Over and over again it became necessary for the tanks to wait or even turn back and assist, as the panzergrenadiers had to deploy to locate and identify an invisible enemy in combat on foot. The various enemy nests proved so well hidden in the steppe grass (which was brown like Red Army uniforms) that the only way to find them was actually to stumble across them. Usually some unlucky German soldier had been killed by a bullet before a nest was identified.

Dec

15

1942

Freezing on the Russian steppe hoping for a ‘Heimatschuss’

Soviet soldiers fire 45-mm anti-tank gun model 1937 53-K at the German positions on the Volga at Stalingrad.

I know what he means.
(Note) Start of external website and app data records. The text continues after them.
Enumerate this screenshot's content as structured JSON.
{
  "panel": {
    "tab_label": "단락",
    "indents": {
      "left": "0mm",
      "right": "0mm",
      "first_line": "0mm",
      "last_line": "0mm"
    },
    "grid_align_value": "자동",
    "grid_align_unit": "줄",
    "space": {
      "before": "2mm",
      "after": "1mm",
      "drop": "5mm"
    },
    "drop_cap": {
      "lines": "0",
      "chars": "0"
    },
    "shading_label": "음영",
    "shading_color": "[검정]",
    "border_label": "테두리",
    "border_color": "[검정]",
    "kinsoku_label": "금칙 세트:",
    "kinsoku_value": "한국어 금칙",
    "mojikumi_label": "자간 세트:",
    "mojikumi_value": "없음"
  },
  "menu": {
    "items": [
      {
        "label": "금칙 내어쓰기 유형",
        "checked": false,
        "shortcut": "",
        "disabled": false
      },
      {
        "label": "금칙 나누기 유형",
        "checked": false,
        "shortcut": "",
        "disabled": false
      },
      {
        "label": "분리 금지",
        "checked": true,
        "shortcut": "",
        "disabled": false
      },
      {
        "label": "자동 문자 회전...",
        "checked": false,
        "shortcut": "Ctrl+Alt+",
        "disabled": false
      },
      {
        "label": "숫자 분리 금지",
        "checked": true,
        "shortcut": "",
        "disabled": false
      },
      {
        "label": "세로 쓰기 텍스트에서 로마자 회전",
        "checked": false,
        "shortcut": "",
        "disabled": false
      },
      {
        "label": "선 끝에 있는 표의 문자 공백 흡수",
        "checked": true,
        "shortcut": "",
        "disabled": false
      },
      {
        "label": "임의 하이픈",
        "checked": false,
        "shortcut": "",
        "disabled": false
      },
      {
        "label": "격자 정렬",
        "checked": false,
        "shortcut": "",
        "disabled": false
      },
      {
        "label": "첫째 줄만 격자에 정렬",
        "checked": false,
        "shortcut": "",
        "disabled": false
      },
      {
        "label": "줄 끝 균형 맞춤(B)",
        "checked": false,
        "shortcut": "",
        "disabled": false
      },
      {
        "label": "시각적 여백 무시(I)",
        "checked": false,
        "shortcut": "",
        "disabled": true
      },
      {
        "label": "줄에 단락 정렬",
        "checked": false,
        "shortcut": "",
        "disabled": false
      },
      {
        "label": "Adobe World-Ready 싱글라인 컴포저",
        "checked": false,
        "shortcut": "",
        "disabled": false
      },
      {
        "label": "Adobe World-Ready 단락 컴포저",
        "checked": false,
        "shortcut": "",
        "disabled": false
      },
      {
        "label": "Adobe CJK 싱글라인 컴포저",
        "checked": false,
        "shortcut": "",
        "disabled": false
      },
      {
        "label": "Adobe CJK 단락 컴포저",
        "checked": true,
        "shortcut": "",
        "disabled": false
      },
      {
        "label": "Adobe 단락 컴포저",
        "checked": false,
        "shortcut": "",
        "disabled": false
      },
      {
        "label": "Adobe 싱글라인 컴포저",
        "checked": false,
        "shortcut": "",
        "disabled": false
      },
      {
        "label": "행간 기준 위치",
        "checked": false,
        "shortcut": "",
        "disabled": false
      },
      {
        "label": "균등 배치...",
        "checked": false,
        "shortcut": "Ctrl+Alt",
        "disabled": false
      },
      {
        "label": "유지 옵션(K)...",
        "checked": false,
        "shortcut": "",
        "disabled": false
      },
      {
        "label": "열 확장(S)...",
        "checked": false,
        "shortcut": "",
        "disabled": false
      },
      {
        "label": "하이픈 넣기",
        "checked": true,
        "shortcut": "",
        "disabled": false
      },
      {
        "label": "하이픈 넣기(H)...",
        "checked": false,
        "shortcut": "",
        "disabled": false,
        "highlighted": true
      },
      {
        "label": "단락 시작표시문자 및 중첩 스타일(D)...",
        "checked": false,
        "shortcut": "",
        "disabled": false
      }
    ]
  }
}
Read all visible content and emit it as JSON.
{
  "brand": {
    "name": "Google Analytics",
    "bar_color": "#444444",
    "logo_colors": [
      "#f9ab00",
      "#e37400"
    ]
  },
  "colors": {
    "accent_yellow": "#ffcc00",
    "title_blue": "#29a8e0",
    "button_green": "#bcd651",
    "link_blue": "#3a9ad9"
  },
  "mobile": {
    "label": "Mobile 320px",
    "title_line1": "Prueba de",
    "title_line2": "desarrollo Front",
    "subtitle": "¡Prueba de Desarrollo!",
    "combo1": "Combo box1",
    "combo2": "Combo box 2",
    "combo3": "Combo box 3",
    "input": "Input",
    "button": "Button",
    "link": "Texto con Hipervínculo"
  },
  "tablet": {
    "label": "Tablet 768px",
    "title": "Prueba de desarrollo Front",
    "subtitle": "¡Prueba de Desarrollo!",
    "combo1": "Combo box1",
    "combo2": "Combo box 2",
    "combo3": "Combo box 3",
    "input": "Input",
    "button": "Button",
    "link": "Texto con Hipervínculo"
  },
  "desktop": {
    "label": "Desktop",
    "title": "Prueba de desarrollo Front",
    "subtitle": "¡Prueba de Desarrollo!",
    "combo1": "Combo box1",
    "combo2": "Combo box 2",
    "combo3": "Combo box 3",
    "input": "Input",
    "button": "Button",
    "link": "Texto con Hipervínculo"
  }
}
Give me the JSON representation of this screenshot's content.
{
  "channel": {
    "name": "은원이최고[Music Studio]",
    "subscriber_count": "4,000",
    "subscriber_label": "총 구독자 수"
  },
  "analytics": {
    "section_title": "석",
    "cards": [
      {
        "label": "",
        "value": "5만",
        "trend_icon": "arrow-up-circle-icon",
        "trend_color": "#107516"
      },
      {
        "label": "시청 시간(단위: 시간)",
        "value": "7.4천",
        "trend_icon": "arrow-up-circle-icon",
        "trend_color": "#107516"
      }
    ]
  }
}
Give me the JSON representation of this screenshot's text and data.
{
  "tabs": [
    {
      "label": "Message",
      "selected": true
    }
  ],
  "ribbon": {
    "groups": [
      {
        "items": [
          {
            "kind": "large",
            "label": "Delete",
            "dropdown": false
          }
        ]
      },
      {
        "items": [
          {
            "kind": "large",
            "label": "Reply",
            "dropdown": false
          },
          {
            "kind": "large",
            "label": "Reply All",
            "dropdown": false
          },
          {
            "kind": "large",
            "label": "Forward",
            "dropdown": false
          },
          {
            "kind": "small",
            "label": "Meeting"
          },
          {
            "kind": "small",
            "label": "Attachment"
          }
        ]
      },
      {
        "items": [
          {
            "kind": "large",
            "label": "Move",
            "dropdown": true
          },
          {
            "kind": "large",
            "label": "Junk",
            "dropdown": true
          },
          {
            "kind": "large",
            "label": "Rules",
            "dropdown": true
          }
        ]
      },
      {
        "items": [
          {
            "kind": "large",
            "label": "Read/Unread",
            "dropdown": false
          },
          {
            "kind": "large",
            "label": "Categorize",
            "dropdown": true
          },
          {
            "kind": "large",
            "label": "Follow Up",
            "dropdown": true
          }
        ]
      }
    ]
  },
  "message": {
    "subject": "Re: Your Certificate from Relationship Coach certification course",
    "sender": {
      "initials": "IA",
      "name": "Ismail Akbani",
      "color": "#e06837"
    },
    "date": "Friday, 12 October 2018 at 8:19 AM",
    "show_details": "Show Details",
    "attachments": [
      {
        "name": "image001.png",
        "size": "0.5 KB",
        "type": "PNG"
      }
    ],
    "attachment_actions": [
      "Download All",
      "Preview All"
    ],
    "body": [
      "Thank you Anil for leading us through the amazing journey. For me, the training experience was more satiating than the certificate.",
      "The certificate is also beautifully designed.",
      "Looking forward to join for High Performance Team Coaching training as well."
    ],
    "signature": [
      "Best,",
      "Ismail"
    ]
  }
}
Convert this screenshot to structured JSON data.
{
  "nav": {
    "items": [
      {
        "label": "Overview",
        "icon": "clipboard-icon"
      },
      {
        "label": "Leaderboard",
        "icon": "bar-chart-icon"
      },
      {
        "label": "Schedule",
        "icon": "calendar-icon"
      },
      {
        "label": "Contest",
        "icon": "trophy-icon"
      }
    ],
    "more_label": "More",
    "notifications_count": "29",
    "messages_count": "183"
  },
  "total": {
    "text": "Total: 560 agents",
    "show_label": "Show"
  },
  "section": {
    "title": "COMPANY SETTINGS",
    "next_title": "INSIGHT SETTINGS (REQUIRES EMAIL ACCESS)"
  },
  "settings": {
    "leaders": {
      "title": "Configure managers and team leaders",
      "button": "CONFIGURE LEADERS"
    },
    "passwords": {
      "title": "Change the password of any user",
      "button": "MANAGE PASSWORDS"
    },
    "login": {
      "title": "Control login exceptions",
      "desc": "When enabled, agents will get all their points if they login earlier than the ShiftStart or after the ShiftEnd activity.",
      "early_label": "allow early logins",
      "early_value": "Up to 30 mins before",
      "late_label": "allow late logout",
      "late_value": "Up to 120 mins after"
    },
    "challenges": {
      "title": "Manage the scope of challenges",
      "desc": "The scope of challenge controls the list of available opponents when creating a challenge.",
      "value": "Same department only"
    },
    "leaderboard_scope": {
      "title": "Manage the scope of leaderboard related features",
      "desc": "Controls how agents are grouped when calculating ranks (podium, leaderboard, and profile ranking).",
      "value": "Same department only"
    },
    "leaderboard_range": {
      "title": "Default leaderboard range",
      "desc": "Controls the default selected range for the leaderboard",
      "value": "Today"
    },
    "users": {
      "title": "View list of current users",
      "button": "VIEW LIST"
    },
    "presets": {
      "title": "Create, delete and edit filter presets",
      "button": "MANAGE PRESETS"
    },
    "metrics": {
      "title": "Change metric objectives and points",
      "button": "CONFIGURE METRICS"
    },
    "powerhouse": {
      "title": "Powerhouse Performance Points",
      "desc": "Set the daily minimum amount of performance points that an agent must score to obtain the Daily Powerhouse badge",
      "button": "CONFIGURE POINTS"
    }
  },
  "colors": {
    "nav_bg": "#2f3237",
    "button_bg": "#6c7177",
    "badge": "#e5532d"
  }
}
He is trying to tell me that unfortunately it does not qualify me for a Heimatschuss [literally a ‘Home Shot’ – a wound bad enough to get you sent home] I feel the disappointment – a hope has been dashed. And then I think how quickly human feelings and attitudes can change. It is only a matter of weeks since I was dreaming of glory and heroism and was so full of élan that I was almost bursting.

Dec

14

1942

Operation Winter Storm pushes on towards Stalingrad

A 'Sturmgeschütz' and a Panzer III tank in Russian winter.

Suddenly, there is movement there! Three – no, four,five, six Russian tanks, probably T-34s, slowly advance on our position echeloned to the rear. I sound the alarm for the two self-propelled guns. The crews huddle behind the thinly armored gunshield, the barrels turn toward the enemy. Apart from this, there is no movement on our side. Over there the slowly advancing tanks are followed by several waves of Russian infantry that can be clearly made out against the snow cover with their thick brown greatcoats and well-known hats.

Dec

13

1942

Conditions deteriorate inside the Stalingrad cauldron

Russian PoWs who had been trapped inside Staingrad along with the Germans, found starved to death after the Red Army broke through in 1943.

he shelling gradually flattened our positions, which had to be improved. Where could we get building timber? For us and many others, the wooden houses in the suburbs were the only supply of wood, and only daily hunts, which also brought in many other useful things, gave relief; a packet of long nails, wire, and white flare rounds, which I traded for my cigarettes, ensured friendly faces in the position at evening.

Dec

12

1942

Operation Frankton survivors reach their target

The Royal Marines 'Special Boom Detachment' during training off Portsmouth. Ostensibly their job was to patrol the six mile harbour boom, in fact they were training for a secret operation. Only two of the ten men who set pout came back.

We were lucky. We could have arrived to discover that the harbour was empty; there had been no way to knowing how many ships we would find until this moment, and we were satisfied. We chose four targets. We turned back towards the cargo ship and pulled up alongside. Her hull shrouded us in darkness. We could hear the crew singing. I wondered what they’d be singing in a few hours’ time. It proved an easy target. I attached my magnet-holder to the hull to prevent the tide from carrying us away.